“It was such a shock,” said Pam. “It’s been tough. Garet has his days when it’s very hard, we both do. But for the most part we’re just pushing ahead.”
Pam and Garet Beal grieved their loss surrounded by their family, their school, their community and their basketball comrades.
“Everybody at Jonesport-Beals has had my back,” said Garet. “My coaches, my friends and my teachers have all really been there for me.”
Garet’s close friend Vinal Crowley stayed with him at Beal’s home in the immediate aftermath of Lindell’s death, as did Mitchell Worcester, a 2,000-point scorer from Washburn High School who made the 250-mile trip down from Aroostook County to spend time with his basketball buddy.
“He’s had so much support,” said Pam. “Lots of Garet’s basketball family, his high school teammates and AAU teammates, were right there for him.”
Basketball soon became an elixir of sorts for Garet, as a day after his father’s funeral he and his mother left for Florida to join his AAU team at the nationals.
“My sister somehow arranged for us to leave on Saturday, and that gave us a couple of days to relax once we got there because he had missed one tournament but the second one hadn’t started yet,” said Pam.
“I think going was the best thing for Garet, because he was able to get back to doing what he does best.”
And there’s little question that Garet Beal has established himself as not only among the top players in Jonesport-Beals’ storied basketball history but also among the best in the current crop of players statewide regardless of class.
He was named Maine’s Gatorade player of the year after leading the Royals’ championship run in 2012, and he’s leading the state in scoring this year as well as averaging double figures in rebounds to go with 7.5 assists and 4.0 steals per game while helping Jonesport-Beals remain undefeated in its first 14 games.
“With everything that’s happened I don’t know how he does it,” said Faulkingham. “It amazes me the way he goes out there and handles himself the way he does, especially when everybody knows he’s the best player in the state.”
Several of Garet’s accomplishments this winter have been the stuff of legend. He once scored 82 points in less than 24 hours, with 40 points on a Friday night against Sumner of East Sullivan and 42 more points the next afternoon in an overtime victory against Deer Isle-Stonington.
Then came the record-breaker against Woodland when he scored 55 points in barely 2½ quarters of playing time. He had 24 points in the first quarter alone and 42 points by halftime, capitalizing on a Jonesport-Beals defense that forced numerous turnovers, leading to multiple layups for Beal and his teammates.
Garet could only imagine what his father would have thought of the performance, which also included 10 rebounds, eight assists and six steals.
“He probably would have had a smart comment about it because that’s the way we were, but he definitely would have been proud of me, without a doubt,” he said.
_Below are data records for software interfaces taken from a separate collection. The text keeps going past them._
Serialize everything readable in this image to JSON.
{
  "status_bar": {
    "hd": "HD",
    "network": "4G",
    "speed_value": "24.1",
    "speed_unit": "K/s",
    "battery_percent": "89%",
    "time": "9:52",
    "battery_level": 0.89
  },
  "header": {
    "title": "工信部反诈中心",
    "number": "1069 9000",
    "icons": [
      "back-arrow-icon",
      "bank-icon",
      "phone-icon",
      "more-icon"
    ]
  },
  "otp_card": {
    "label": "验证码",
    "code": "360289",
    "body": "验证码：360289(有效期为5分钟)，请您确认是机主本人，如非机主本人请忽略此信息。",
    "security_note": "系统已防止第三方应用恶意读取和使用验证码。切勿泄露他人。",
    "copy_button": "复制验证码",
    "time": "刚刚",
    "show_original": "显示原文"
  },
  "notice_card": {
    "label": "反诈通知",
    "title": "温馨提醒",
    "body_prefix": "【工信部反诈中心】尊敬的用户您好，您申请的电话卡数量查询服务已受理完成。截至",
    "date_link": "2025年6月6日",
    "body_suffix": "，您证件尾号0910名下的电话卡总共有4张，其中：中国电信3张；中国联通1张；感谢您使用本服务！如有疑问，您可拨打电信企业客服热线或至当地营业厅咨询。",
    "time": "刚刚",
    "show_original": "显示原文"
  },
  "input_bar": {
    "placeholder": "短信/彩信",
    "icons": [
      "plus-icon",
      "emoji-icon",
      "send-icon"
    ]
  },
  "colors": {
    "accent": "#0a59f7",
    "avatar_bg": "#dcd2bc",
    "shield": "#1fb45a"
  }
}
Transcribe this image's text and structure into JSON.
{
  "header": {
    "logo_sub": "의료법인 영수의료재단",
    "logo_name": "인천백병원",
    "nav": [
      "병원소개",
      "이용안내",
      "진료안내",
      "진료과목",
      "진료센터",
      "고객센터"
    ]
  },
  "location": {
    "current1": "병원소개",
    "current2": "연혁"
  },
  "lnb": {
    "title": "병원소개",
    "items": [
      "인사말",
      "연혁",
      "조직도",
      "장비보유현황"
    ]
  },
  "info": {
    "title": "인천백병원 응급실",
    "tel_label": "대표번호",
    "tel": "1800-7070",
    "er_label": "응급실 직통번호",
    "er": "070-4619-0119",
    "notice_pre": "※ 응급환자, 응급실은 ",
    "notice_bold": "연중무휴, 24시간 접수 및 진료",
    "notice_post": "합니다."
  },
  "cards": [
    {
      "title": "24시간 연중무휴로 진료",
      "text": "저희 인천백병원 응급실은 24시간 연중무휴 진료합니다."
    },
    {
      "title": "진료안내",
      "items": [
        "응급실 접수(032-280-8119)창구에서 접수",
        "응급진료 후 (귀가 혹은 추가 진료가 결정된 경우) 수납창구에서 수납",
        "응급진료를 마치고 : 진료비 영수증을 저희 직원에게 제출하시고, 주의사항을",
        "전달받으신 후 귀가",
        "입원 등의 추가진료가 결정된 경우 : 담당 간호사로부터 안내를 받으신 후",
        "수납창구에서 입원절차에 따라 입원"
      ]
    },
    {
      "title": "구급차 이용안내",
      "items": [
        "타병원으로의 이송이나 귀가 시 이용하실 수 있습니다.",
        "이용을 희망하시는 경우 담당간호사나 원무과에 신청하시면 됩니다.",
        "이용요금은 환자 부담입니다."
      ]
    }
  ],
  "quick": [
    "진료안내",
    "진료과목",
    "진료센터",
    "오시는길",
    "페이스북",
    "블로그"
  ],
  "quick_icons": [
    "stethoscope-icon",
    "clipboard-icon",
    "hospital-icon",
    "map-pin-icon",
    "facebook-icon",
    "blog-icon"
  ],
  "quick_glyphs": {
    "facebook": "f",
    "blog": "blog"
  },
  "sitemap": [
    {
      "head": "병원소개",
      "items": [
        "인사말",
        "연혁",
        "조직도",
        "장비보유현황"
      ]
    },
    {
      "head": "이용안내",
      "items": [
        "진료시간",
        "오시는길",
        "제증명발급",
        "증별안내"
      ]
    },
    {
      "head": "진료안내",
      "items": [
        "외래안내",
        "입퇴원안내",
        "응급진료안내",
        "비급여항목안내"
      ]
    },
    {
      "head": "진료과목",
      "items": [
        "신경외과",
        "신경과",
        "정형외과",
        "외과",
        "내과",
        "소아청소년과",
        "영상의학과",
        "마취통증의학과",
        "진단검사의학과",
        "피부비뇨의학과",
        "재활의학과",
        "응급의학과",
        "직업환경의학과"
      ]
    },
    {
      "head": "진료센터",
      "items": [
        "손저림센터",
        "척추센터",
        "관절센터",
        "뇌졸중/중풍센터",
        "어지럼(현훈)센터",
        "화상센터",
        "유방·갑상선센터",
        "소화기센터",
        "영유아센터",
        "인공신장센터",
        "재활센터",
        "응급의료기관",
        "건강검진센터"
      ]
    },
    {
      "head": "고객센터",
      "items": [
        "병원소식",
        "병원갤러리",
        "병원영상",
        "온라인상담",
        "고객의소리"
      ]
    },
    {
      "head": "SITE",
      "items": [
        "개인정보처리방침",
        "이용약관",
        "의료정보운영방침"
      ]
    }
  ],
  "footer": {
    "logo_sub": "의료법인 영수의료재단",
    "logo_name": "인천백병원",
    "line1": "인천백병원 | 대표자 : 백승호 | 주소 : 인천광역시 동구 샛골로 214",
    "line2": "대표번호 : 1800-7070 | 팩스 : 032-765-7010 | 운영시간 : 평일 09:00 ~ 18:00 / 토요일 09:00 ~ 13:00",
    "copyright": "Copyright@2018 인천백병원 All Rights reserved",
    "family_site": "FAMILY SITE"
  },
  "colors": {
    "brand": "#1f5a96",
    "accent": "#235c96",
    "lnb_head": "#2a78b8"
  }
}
Now Garet is poised to break his father’s career scoring standard, something that already had been the topic of conversation between them.
“They often went back and forth with each other about who was going to keep the records,” said Pam. “They joked about that for many years. Lindell would brag about how he was going to keep the record, and Garet would joke that he was going to break it.”
Once the record falls, Garet Beal’s focus will return to Jonesport-Beals’ quest for another state title, and then to the start of a new phase of his life at the University of Maine.
He does that with the belief that his dad will never be too far away.
“There’s no better feeling than having your parents say how proud they are of you,” said Garet. “I wish my dad could be here now saying how proud he is of me, and it’s a struggle not hearing him say that.
“But I feel like he’s with me in the gym when I’m playing, I feel like he’s there. It’s a good feeling, but it would be better if he was right here for me.”